As yet, devices have not been produced that can be easily monetized, and the market is tiny, but it seems likely that as more useful and effective brain-computer interface mechanisms are developed, the devices will come into general use, revolutionizing human capabilities. Given the nature of the products concerned, it is even possible that they will emerge before robotization has gone much further – the development of useable robots has after all been remarkably slow, compared to other developments in the tech sector. In any case, human brains equipped with direct sophisticated links into computers will be much more capable than humans alone – and will correspondingly be able to undertake much higher-level jobs, many of which are doubtless as yet unimaginable.
The other potential advance, even more prone to subversion by regulators, is direct genetic manipulation to improve the intellectual capabilities of mankind. Even in our current state, intelligent people are more capable of amusing themselves non-destructively than stupid ones. Should human capabilities be genetically enhanced significantly, then it likely that some people would be able to find new unimaginable sources of employment producing new unimaginable products and services, while even the lesser intellects would be able to enjoy Keynes’ 1930 dream of a 15-hour workweek followed by ample leisure enjoying the artistic, musical and creative output of mankind.
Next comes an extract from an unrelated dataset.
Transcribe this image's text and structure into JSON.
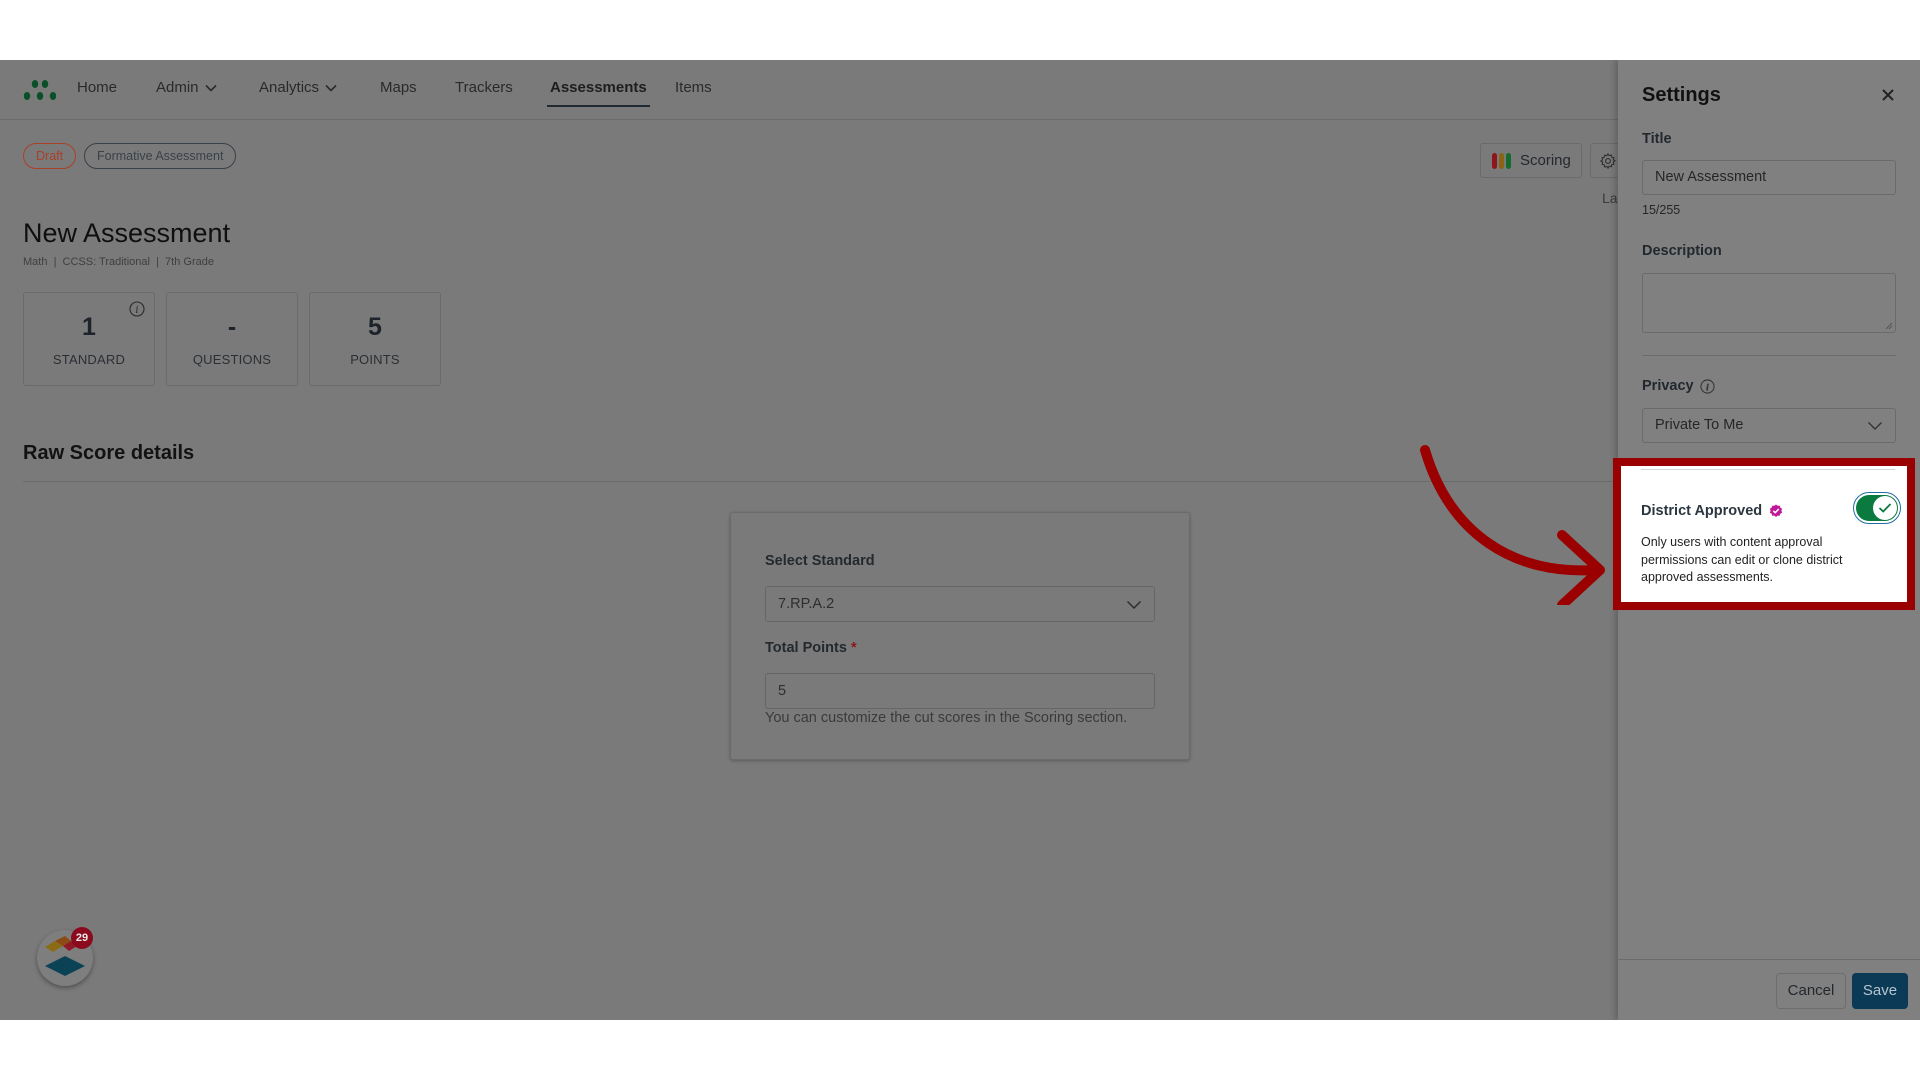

If each person had sufficient intellectual resources, Satan would be thwarted and mass leisure would be no bad thing.
As usual, the free market has potential solutions to the problem of robot redundancy, if it is allowed to reach them. By improving human capabilities through machines that help humans to function, and by improving humans themselves through genetic engineering, we can ensure that human development keeps up with robotics, so that the human race’s potential is maximized, and robots become invaluable helpers in achieving that potential. By this means a long-term utopia is attainable, in which a more limited population of humans can lead lives both productive and leisured at very high standards of living, with their Downton Abbeys staffed by impeccably behaved robot servants.
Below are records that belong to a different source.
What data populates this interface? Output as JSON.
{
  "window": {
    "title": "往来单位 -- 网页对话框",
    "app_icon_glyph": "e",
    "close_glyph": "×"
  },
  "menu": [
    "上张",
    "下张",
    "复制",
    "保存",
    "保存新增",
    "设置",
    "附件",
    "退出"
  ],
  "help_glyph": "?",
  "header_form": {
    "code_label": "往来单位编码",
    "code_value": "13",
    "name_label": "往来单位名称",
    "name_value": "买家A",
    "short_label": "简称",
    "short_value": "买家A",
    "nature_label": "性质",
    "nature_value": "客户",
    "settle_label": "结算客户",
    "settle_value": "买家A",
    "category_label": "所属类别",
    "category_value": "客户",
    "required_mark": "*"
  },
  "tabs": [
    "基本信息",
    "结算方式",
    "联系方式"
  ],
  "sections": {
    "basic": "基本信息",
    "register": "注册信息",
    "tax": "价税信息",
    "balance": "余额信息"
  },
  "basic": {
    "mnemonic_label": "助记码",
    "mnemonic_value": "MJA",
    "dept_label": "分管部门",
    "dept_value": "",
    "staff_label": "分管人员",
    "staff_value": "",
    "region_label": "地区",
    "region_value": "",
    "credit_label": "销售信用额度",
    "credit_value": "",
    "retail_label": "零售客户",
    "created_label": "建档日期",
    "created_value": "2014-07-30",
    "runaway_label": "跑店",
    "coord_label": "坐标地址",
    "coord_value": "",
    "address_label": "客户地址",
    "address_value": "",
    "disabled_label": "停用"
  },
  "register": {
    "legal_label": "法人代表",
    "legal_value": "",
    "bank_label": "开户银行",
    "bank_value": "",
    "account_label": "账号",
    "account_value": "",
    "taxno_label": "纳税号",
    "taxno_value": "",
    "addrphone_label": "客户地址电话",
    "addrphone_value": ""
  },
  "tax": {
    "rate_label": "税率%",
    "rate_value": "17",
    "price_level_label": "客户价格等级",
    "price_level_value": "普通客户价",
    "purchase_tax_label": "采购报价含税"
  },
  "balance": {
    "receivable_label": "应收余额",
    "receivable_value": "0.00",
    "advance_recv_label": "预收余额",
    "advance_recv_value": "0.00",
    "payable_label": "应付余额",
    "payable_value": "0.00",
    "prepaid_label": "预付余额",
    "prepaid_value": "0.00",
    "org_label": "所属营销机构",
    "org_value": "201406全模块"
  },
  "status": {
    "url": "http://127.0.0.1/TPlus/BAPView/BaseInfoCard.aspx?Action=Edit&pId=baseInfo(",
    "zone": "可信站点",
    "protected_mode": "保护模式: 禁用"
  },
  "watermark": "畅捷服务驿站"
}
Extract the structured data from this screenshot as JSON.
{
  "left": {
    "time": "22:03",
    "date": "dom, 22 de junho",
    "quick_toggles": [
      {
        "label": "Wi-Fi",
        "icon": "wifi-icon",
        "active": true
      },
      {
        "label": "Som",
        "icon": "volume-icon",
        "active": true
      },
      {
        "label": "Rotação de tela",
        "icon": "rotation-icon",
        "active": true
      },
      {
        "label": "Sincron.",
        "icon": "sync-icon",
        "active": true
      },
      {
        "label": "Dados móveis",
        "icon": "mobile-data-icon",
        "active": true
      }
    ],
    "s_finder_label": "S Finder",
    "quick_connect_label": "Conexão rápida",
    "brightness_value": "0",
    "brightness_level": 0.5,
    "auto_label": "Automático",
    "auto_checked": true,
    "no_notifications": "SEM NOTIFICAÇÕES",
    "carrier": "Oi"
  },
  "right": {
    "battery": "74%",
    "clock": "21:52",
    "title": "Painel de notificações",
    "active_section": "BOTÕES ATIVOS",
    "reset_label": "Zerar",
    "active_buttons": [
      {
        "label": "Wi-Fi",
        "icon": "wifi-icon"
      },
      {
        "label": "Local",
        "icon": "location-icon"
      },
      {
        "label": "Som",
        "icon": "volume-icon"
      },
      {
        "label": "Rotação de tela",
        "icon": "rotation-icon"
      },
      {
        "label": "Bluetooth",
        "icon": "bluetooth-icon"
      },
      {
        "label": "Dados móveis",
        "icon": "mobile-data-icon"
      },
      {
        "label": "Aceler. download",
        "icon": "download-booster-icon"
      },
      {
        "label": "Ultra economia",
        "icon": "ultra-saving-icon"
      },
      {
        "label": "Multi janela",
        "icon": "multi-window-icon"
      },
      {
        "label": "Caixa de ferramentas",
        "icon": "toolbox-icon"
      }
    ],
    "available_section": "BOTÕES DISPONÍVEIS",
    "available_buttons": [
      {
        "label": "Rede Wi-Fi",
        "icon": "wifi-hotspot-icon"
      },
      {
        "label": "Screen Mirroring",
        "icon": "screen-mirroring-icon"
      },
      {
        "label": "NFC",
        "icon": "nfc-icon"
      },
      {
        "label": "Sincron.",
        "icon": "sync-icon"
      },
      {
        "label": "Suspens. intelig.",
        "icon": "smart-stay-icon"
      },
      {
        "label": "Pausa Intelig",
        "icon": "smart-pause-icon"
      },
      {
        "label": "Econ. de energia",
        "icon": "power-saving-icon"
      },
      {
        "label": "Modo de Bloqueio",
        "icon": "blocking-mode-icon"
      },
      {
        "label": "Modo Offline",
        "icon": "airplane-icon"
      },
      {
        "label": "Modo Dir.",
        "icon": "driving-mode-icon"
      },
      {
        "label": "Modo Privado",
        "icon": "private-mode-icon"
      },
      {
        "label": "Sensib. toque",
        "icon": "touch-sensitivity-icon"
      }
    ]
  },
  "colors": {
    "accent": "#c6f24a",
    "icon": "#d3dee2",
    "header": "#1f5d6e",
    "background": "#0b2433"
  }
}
“Robots are us” is a useful dystopia, showing us the nightmare of a society in which dead computer programmers embodied in robot software combine to reduce the life potentials of the living. Given the misguided tendencies of the world’s policymakers, it is even a likely dystopia. But it is not an inevitable one.
(The Bear’s Lair is a weekly column that is intended to appear each Monday, an appropriately gloomy day of the week. Its rationale is that the proportion of “sell” recommendations put out by Wall Street houses remains far below that of “buy” recommendations. Accordingly, investors have an excess of positive information and very little negative information. The column thus takes the ursine view of life and the market, in the hope that it may be usefully different from what investors see elsewhere.)
Martin Hutchinson is the author of “Great Conservatives” (Academica Press, 2005) — details can be found on the Web site www.greatconservatives.com and co-author with Professor Kevin Dowd of “Alchemists of Loss” (Wiley – 2010). Both now available on Amazon.com, Great Conservatives only in a Kindle edition, Alchemists of Loss in both Kindle and print editions.